■ **Task goal**: The answer must consist of each line below that contains the string "State".

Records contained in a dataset

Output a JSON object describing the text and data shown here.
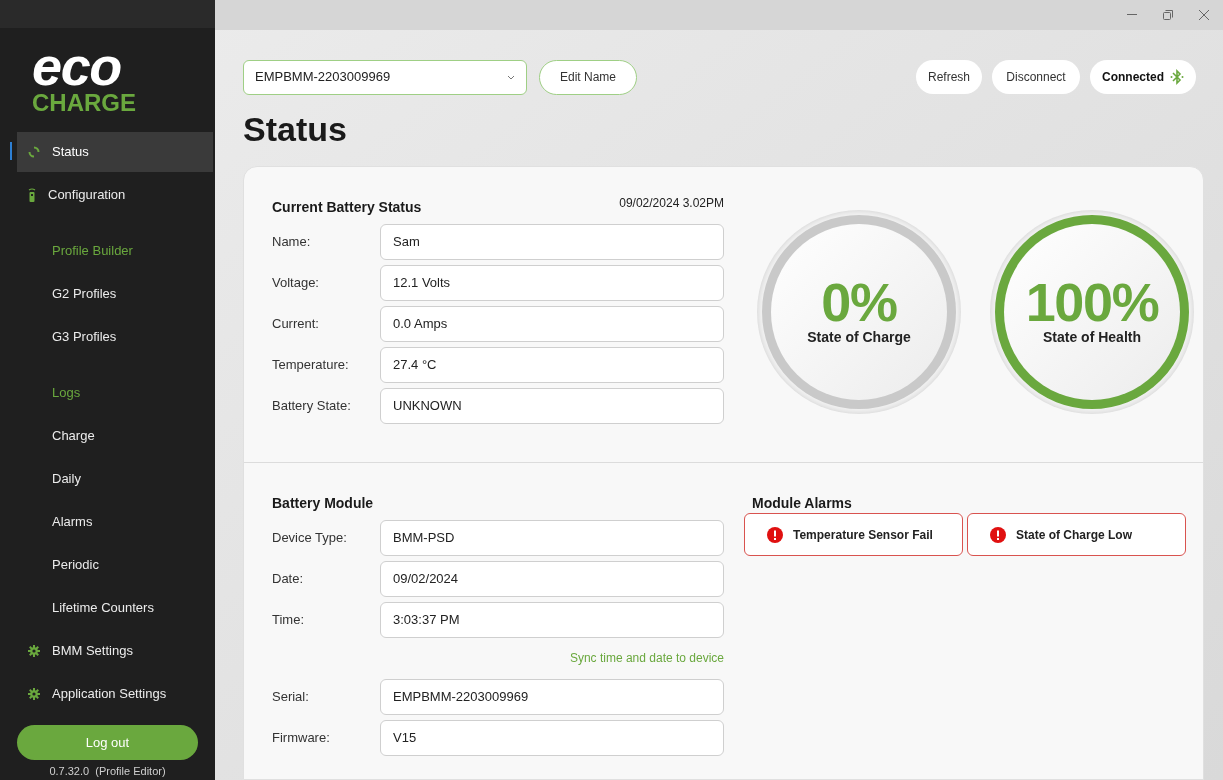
{
  "logo": {
    "top": "eco",
    "bottom": "CHARGE"
  },
  "sidebar": {
    "items": [
      {
        "label": "Status",
        "kind": "status",
        "selected": true
      },
      {
        "label": "Configuration",
        "kind": "remote",
        "selected": false
      },
      {
        "label": "Profile Builder",
        "kind": "heading"
      },
      {
        "label": "G2 Profiles",
        "kind": "link",
        "selected": false
      },
      {
        "label": "G3 Profiles",
        "kind": "link",
        "selected": false
      },
      {
        "label": "Logs",
        "kind": "heading"
      },
      {
        "label": "Charge",
        "kind": "link",
        "selected": false
      },
      {
        "label": "Daily",
        "kind": "link",
        "selected": false
      },
      {
        "label": "Alarms",
        "kind": "link",
        "selected": false
      },
      {
        "label": "Periodic",
        "kind": "link",
        "selected": false
      },
      {
        "label": "Lifetime Counters",
        "kind": "link",
        "selected": false
      },
      {
        "label": "BMM Settings",
        "kind": "settings",
        "selected": false
      },
      {
        "label": "Application Settings",
        "kind": "settings",
        "selected": false
      }
    ],
    "logout": "Log out",
    "version": "0.7.32.0  (Profile Editor)"
  },
  "toolbar": {
    "device": "EMPBMM-2203009969",
    "edit_name": "Edit Name",
    "refresh": "Refresh",
    "disconnect": "Disconnect",
    "connection": "Connected"
  },
  "page_title": "Status",
  "battery_status": {
    "title": "Current Battery Status",
    "timestamp": "09/02/2024 3.02PM",
    "fields": [
      {
        "label": "Name:",
        "value": "Sam"
      },
      {
        "label": "Voltage:",
        "value": "12.1 Volts"
      },
      {
        "label": "Current:",
        "value": "0.0 Amps"
      },
      {
        "label": "Temperature:",
        "value": "27.4 °C"
      },
      {
        "label": "Battery State:",
        "value": "UNKNOWN"
      }
    ]
  },
  "gauges": [
    {
      "value": "0%",
      "label": "State of Charge",
      "color": "#c9c9c9"
    },
    {
      "value": "100%",
      "label": "State of Health",
      "color": "#6aa83e"
    }
  ],
  "battery_module": {
    "title": "Battery Module",
    "fields": [
      {
        "label": "Device Type:",
        "value": "BMM-PSD"
      },
      {
        "label": "Date:",
        "value": "09/02/2024"
      },
      {
        "label": "Time:",
        "value": "3:03:37 PM"
      }
    ],
    "sync_link": "Sync time and date to device",
    "more_fields": [
      {
        "label": "Serial:",
        "value": "EMPBMM-2203009969"
      },
      {
        "label": "Firmware:",
        "value": "V15"
      }
    ]
  },
  "module_alarms": {
    "title": "Module Alarms",
    "alarms": [
      "Temperature Sensor Fail",
      "State of Charge Low"
    ]
  }
}
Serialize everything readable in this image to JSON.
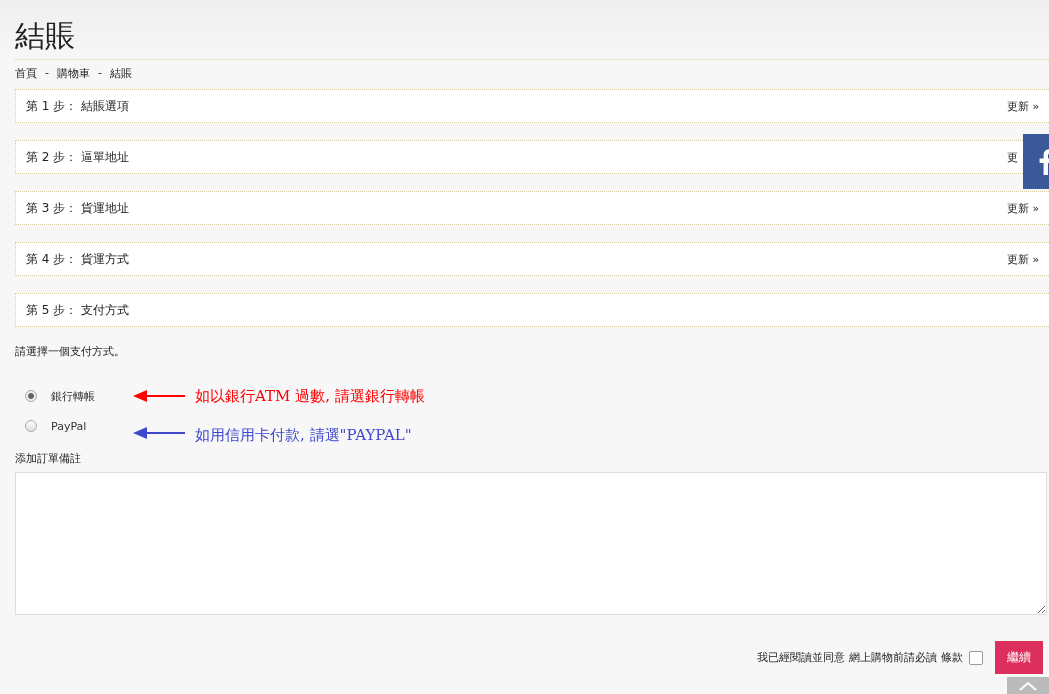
{
  "title": "結賬",
  "breadcrumb": [
    "首頁",
    "購物車",
    "結賬"
  ],
  "breadcrumb_separator": "-",
  "steps": [
    {
      "label": "第 1 步： 結賬選項",
      "link": "更新 »"
    },
    {
      "label": "第 2 步： 逼單地址",
      "link": "更"
    },
    {
      "label": "第 3 步： 貨運地址",
      "link": "更新 »"
    },
    {
      "label": "第 4 步： 貨運方式",
      "link": "更新 »"
    },
    {
      "label": "第 5 步： 支付方式"
    }
  ],
  "payment_prompt": "請選擇一個支付方式。",
  "payment_methods": [
    {
      "label": "銀行轉帳",
      "selected": true,
      "note": "如以銀行ATM 過數, 請選銀行轉帳",
      "color": "#ff0000"
    },
    {
      "label": "PayPal",
      "selected": false,
      "note": "如用信用卡付款, 請選\"PAYPAL\"",
      "color": "#3f48cc"
    }
  ],
  "comment_label": "添加訂單備註",
  "terms": {
    "prefix": "我已經閱讀並同意",
    "link": "網上購物前請必讀",
    "suffix": "條款",
    "checked": false
  },
  "continue_button": "繼續"
}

■ **Result of the task**:
        "label": "Battery State:",
      "label": "State of Charge",
      "label": "State of Health",
      "State of Charge Low"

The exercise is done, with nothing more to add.